• **INSTRUCTIONS FOR THE TASK**
If a line in the entries includes "size", show that line.

• **Source data**
__________
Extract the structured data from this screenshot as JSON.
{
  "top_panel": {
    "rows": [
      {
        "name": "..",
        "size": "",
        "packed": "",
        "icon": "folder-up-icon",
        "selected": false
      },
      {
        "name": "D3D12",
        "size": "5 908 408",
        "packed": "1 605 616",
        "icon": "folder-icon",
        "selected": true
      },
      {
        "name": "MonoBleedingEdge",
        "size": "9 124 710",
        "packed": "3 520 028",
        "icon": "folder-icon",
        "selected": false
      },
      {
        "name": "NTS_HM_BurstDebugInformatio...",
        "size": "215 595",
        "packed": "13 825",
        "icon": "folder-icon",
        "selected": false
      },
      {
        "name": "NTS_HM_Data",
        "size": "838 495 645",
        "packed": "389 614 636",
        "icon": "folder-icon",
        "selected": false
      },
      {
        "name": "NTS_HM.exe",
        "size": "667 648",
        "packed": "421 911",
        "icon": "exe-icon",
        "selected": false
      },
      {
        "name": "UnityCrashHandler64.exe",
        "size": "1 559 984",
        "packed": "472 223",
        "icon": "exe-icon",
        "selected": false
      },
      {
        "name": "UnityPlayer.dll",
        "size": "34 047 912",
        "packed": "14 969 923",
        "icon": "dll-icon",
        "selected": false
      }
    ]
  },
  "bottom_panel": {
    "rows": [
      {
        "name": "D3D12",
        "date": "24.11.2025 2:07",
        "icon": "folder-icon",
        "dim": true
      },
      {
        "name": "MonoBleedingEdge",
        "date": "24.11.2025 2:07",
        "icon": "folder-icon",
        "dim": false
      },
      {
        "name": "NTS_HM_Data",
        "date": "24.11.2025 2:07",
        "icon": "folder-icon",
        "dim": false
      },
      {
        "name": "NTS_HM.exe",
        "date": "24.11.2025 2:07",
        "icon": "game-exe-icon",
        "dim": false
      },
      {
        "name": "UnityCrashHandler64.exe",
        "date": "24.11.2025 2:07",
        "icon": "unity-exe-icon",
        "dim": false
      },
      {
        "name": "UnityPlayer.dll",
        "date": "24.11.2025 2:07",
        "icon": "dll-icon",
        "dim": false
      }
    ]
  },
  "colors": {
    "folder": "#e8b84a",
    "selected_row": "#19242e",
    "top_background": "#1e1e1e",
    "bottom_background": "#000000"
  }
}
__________
• **TASK RESULT**
        "size": "",
        "size": "5 908 408",
        "size": "9 124 710",
        "size": "215 595",
        "size": "838 495 645",
        "size": "667 648",
        "size": "1 559 984",
        "size": "34 047 912",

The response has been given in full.